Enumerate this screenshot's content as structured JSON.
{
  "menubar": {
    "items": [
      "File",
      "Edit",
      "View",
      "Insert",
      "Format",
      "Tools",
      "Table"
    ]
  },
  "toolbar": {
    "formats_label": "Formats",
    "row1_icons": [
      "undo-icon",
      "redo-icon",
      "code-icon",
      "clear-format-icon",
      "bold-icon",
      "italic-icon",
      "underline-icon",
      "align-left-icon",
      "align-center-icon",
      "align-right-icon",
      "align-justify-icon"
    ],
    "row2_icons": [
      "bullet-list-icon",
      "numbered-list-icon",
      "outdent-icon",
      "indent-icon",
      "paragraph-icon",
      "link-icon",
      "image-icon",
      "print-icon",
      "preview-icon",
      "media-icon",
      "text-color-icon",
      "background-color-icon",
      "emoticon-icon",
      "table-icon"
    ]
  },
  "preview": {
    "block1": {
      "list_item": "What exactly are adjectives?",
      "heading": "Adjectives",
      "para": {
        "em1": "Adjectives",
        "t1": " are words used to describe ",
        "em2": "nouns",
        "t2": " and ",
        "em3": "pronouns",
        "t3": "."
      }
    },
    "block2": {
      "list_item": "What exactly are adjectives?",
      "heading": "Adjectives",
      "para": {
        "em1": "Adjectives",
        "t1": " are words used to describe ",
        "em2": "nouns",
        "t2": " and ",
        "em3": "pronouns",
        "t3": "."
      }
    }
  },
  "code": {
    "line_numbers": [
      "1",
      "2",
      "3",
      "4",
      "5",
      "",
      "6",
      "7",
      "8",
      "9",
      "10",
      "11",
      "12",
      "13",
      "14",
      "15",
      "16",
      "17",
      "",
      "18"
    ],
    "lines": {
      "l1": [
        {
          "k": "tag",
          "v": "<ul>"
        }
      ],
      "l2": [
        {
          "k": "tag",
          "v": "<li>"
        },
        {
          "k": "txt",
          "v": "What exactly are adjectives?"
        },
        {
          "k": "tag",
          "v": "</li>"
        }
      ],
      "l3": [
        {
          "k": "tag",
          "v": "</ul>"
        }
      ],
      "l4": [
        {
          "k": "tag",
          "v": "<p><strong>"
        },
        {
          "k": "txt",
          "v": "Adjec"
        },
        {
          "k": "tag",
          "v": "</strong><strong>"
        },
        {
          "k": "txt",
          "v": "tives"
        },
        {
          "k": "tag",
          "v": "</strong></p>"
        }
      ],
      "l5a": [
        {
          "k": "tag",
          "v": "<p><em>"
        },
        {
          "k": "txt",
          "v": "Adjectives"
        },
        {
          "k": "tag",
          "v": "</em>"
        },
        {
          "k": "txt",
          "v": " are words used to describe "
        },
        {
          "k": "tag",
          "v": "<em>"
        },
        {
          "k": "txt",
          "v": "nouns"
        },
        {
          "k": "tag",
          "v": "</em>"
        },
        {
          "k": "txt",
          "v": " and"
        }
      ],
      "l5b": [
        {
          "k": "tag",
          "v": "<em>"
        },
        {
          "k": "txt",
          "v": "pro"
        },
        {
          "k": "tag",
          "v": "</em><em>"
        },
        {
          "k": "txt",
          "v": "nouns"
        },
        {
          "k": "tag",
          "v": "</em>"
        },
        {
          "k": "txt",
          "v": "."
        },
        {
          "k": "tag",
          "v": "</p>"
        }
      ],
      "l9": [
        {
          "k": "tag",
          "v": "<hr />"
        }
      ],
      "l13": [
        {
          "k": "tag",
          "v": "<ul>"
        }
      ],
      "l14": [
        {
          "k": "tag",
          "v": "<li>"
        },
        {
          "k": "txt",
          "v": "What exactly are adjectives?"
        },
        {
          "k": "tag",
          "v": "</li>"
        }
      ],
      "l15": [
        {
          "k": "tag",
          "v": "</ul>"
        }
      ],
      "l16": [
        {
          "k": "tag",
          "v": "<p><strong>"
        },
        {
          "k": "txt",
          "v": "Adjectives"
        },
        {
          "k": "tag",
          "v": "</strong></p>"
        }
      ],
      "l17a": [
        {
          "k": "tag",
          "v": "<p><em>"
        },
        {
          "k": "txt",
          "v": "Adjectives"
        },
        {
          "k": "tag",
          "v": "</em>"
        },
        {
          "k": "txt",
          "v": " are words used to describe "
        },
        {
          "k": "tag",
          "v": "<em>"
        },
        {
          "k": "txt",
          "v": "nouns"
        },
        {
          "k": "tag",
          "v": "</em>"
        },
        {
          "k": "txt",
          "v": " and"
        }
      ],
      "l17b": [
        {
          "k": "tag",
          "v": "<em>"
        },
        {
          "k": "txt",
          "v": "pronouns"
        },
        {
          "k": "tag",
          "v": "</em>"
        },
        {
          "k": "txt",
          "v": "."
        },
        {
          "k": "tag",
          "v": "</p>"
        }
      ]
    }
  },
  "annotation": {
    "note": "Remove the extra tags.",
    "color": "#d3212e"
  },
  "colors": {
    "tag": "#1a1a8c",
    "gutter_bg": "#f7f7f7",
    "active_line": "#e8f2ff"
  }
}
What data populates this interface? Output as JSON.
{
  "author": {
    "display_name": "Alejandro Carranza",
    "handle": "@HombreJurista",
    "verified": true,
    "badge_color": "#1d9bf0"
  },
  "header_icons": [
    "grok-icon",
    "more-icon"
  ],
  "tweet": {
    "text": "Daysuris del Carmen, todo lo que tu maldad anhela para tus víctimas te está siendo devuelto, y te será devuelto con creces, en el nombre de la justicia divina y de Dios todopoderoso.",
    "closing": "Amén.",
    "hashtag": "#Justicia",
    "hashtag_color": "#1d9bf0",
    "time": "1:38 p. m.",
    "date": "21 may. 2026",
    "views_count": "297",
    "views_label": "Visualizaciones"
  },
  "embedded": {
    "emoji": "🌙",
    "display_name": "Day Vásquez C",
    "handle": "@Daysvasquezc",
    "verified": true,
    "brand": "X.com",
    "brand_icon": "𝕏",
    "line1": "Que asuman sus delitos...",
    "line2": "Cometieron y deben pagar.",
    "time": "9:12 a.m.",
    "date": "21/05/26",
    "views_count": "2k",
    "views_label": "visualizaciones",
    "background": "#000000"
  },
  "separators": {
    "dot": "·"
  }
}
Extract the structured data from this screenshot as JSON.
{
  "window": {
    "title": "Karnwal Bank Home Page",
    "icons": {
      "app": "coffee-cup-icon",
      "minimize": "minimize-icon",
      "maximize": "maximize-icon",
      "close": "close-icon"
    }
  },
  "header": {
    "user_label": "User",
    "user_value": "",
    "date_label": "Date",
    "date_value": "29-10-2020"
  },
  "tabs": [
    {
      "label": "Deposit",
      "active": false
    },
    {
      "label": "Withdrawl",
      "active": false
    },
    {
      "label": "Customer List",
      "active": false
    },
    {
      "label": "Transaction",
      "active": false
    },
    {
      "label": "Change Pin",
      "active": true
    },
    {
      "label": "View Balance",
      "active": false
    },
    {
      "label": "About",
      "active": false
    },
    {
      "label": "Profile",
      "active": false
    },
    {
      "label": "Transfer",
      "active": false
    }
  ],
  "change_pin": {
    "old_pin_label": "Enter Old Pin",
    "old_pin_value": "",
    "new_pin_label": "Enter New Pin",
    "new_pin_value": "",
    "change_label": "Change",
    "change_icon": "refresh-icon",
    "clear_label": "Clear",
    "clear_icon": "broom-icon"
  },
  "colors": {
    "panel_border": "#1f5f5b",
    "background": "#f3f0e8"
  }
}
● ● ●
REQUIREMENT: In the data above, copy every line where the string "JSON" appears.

TASK RESULT:
Enumerate this screenshot's content as structured JSON.
What data populates this interface? Output as JSON.
Extract the structured data from this screenshot as JSON.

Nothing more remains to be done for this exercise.